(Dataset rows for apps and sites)
-- Opening Marker --

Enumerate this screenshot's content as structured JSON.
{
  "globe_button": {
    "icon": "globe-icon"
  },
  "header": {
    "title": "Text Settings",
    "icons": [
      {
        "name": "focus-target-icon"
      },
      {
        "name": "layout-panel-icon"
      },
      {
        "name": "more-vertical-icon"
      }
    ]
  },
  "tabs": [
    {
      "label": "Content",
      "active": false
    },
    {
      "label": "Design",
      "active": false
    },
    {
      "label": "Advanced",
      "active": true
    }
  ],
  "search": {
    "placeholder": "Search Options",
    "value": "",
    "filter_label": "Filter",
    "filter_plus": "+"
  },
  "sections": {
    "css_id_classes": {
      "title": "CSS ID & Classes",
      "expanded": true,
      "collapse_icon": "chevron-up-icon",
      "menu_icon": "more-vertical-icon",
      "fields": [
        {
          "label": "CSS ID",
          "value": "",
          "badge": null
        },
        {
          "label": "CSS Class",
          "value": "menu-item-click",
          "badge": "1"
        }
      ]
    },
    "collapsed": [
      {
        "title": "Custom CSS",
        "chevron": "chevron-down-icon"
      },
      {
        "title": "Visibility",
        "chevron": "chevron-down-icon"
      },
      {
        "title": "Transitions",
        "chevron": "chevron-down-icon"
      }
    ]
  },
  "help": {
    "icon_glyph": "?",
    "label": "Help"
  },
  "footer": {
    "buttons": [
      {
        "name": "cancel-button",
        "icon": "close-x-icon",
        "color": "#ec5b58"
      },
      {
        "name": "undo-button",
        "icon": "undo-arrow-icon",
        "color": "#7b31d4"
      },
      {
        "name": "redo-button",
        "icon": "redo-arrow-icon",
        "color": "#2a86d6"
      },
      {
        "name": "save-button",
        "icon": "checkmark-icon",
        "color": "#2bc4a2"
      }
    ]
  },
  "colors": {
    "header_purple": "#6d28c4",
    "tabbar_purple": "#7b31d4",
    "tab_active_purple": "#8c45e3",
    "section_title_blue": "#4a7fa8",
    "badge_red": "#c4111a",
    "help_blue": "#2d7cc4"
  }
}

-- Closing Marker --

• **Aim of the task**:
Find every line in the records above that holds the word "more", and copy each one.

• **Response to the exercise**:
        "name": "more-vertical-icon"
      "menu_icon": "more-vertical-icon",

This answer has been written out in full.